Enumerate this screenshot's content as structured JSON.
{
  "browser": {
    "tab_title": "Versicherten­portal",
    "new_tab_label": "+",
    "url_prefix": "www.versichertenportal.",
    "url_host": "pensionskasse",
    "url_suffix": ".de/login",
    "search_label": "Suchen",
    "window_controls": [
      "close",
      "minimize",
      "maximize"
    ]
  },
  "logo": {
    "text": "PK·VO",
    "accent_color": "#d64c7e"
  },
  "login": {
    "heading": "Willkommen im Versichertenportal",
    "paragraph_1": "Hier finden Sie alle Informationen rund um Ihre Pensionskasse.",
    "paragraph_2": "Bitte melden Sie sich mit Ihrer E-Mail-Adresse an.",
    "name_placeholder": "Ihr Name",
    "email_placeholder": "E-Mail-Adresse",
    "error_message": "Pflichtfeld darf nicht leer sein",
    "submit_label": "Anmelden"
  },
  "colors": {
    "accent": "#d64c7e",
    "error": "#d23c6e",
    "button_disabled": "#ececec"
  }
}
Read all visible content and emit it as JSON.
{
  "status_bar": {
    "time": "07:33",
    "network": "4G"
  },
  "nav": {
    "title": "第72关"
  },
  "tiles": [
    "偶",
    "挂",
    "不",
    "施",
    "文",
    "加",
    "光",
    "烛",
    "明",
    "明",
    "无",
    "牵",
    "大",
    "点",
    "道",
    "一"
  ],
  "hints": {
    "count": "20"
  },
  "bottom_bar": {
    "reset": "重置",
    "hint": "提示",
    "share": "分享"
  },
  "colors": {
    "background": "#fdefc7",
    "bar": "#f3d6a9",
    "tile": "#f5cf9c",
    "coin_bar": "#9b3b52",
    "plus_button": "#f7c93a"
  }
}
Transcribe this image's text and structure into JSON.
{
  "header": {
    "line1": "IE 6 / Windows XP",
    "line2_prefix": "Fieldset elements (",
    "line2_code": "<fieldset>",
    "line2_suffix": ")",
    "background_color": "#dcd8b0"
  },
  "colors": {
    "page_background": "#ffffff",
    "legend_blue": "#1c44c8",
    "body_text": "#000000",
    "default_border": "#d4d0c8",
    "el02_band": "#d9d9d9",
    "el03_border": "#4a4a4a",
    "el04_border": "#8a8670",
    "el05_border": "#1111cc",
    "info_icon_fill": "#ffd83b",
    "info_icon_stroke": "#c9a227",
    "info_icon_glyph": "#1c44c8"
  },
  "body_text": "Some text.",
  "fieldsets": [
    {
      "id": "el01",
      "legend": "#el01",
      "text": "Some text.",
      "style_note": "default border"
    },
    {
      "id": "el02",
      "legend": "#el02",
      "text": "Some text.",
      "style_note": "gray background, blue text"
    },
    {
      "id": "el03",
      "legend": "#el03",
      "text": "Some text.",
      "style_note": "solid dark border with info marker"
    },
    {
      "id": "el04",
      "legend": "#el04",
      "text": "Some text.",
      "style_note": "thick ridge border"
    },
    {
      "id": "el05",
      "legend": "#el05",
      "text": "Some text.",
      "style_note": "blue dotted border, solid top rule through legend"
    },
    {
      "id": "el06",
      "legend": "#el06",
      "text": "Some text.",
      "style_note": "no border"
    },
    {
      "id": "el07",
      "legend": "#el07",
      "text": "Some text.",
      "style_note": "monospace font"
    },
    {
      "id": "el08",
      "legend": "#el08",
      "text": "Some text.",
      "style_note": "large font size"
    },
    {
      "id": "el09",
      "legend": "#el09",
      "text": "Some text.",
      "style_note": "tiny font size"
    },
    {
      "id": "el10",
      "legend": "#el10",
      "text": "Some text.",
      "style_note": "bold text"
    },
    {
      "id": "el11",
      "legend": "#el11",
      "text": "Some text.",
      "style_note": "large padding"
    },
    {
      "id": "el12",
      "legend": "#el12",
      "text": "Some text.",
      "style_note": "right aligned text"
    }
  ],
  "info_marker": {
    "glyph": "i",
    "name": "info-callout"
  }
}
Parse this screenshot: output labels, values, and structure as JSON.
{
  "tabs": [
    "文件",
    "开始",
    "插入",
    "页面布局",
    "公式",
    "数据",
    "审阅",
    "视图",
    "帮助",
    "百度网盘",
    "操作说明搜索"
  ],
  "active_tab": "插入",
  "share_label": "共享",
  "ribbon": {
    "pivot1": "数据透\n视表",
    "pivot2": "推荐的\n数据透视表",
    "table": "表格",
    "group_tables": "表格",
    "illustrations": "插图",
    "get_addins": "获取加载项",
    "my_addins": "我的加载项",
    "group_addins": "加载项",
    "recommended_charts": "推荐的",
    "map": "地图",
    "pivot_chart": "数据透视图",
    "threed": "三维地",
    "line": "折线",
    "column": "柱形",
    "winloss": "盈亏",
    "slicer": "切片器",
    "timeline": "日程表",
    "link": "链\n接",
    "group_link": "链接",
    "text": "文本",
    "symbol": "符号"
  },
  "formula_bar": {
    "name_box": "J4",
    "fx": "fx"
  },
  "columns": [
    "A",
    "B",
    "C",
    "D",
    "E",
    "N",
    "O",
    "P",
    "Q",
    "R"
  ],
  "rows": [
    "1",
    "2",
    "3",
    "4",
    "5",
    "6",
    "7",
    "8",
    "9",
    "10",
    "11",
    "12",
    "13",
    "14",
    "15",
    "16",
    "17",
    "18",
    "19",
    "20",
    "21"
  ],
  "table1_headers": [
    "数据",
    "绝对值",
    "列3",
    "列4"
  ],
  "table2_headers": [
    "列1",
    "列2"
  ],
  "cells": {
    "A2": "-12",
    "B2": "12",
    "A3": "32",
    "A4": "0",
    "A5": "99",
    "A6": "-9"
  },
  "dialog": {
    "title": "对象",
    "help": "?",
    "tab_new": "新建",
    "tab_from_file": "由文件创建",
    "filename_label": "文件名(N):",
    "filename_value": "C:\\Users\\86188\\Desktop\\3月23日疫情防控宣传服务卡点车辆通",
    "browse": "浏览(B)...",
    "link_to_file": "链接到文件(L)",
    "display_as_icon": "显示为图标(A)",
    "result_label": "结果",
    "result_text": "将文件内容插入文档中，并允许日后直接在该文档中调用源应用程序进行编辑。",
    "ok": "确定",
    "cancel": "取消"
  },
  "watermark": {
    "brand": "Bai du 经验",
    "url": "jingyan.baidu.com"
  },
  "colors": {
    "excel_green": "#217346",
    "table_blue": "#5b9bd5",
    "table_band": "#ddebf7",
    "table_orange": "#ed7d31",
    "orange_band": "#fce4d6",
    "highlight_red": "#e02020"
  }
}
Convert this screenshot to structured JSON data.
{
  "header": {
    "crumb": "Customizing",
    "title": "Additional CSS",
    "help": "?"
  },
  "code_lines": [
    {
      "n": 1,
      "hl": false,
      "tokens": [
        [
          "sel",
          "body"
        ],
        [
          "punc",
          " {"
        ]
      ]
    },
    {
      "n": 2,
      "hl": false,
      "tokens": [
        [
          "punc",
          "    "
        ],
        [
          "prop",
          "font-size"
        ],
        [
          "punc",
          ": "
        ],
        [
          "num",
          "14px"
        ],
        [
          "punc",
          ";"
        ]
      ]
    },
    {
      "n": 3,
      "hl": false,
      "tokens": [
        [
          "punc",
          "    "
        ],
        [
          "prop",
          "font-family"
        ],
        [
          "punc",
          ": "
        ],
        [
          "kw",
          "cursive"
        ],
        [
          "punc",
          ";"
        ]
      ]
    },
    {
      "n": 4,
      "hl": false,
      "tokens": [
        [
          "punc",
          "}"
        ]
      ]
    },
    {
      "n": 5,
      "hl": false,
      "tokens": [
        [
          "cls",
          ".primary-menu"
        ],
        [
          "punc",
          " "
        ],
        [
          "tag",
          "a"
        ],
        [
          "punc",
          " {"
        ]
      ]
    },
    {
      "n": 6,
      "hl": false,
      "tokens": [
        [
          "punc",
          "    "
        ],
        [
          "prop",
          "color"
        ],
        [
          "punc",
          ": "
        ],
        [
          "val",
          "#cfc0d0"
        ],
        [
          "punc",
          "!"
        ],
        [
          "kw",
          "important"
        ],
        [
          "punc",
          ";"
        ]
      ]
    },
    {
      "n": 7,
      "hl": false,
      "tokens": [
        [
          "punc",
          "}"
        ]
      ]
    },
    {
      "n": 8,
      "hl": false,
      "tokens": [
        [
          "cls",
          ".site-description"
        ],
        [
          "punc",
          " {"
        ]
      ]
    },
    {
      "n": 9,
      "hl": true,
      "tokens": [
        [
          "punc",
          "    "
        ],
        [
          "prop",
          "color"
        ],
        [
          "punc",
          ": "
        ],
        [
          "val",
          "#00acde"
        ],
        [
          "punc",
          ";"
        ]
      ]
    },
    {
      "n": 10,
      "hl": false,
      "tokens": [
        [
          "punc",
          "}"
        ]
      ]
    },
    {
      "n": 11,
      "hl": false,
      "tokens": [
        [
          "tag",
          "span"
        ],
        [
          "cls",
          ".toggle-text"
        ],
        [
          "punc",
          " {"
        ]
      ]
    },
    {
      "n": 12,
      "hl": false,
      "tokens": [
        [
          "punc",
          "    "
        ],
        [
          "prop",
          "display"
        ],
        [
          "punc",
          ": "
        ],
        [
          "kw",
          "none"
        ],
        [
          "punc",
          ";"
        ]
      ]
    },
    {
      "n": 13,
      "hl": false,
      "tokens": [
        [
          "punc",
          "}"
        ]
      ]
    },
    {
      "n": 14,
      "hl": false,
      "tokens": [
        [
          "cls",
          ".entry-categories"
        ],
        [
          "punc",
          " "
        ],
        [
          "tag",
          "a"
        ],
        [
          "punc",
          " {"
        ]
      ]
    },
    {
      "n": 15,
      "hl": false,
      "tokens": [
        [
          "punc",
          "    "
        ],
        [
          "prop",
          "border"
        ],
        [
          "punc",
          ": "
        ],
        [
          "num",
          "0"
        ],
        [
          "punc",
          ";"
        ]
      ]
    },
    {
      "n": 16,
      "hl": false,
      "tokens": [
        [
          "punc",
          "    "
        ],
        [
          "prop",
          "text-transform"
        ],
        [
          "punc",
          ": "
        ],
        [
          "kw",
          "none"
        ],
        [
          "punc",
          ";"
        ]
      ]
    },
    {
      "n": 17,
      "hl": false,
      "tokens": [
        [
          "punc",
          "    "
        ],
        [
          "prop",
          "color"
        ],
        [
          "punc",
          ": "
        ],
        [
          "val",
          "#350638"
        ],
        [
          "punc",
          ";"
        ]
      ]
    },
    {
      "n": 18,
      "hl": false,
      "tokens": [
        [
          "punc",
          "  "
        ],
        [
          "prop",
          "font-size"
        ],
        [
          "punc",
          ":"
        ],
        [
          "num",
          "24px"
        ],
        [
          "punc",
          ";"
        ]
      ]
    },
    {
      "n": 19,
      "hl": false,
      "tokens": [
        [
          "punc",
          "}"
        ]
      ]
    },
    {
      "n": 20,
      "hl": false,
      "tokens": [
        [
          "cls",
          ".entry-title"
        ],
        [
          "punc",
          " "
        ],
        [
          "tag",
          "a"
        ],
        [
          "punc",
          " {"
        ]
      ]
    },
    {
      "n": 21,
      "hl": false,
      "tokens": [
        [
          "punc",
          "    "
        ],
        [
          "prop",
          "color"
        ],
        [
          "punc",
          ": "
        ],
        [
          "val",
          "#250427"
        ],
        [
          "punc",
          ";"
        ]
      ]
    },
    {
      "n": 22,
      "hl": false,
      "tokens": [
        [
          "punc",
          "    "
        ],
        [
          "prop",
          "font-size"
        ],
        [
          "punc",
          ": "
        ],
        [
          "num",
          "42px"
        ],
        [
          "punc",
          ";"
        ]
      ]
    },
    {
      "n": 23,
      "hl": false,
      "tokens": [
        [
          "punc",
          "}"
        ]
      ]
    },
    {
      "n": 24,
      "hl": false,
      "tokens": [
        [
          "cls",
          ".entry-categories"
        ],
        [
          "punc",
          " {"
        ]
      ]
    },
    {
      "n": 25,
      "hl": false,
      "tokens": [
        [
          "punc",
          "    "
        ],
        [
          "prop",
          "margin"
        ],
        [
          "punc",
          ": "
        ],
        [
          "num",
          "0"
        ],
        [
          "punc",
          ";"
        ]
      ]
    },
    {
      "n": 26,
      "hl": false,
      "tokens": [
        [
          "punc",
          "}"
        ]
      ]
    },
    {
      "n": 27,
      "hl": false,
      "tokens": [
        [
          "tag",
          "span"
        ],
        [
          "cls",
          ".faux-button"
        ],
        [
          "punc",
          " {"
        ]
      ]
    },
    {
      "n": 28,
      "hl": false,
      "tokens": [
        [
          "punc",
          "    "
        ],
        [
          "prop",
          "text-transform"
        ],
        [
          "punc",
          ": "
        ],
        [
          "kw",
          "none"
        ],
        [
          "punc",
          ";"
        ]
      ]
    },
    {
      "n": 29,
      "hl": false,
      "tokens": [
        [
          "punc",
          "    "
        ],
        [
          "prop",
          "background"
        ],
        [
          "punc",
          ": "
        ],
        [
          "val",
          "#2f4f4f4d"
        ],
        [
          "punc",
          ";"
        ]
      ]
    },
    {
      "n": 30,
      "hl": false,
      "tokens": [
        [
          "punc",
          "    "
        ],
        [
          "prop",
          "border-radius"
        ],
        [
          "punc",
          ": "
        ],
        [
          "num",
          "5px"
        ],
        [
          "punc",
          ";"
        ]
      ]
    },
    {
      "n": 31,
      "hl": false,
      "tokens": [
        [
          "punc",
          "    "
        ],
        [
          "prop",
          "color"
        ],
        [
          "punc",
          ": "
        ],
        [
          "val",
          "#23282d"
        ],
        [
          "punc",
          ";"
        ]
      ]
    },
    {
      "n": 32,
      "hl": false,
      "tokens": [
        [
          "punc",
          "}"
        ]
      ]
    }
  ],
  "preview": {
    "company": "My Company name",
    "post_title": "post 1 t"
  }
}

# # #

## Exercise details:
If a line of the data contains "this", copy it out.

## Response to the exercise:
Enumerate this screenshot's content as structured JSON.
Transcribe this image's text and structure into JSON.
Parse this screenshot: output labels, values, and structure as JSON.
Convert this screenshot to structured JSON data.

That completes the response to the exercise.